# Task details:
When a line in the entries contains the word "symbol", copy that line in full.

(Collection entries)

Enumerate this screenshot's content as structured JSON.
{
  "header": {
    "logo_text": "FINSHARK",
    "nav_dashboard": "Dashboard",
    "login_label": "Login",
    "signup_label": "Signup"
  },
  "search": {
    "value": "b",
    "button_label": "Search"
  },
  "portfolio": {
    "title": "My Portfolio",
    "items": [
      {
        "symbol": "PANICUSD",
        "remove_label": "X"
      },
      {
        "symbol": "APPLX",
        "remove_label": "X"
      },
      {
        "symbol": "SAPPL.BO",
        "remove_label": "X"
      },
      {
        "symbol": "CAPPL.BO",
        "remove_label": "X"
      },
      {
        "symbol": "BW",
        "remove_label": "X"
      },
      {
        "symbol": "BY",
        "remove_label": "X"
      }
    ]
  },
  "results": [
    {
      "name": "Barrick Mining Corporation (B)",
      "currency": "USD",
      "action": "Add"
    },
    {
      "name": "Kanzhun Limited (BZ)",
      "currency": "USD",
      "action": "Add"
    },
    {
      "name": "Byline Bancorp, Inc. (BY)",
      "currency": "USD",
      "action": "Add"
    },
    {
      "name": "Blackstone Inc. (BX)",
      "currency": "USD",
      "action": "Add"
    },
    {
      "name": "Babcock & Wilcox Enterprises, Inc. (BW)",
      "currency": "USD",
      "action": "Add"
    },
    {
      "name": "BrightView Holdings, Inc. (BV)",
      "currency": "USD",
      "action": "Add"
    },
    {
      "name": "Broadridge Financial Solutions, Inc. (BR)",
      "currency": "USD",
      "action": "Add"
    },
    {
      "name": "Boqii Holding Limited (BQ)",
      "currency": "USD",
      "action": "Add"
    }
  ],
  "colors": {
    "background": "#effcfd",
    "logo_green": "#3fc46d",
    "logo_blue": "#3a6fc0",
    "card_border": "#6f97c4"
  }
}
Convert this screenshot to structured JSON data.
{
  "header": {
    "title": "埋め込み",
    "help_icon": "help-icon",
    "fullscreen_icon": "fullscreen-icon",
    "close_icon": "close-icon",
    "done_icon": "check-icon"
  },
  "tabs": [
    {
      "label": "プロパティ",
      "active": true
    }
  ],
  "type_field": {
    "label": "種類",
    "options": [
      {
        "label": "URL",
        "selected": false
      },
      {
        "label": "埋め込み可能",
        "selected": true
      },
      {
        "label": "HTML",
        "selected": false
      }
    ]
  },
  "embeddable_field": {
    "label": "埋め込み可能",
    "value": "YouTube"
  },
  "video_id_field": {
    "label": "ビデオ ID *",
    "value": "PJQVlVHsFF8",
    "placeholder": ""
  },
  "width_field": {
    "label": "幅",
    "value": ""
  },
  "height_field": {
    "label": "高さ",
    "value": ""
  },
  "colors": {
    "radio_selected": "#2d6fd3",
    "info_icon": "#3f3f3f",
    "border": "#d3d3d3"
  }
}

# Reply to the exercise:
        "symbol": "PANICUSD",
        "symbol": "APPLX",
        "symbol": "SAPPL.BO",
        "symbol": "CAPPL.BO",
        "symbol": "BW",
        "symbol": "BY",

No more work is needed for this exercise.